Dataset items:
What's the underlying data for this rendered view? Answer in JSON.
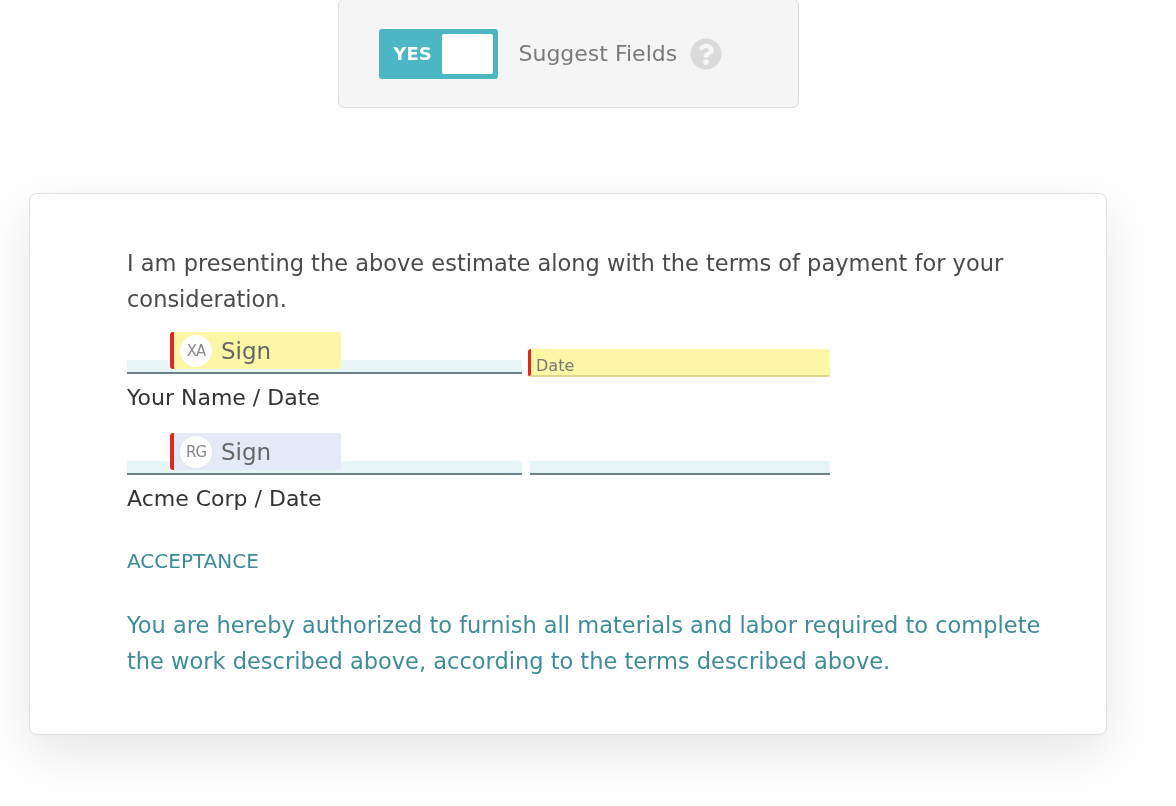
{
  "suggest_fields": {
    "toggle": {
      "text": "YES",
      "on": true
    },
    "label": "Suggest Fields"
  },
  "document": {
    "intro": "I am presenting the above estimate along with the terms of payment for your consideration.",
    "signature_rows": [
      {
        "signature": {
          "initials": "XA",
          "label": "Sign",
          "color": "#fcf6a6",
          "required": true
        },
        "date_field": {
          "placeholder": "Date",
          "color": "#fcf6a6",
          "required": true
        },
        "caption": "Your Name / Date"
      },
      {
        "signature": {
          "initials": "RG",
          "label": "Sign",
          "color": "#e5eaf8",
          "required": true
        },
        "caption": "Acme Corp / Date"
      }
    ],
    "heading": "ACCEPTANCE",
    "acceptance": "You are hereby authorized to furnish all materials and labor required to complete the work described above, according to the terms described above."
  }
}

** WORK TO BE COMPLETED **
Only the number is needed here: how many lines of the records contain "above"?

** PROBLEM SOLUTION **
2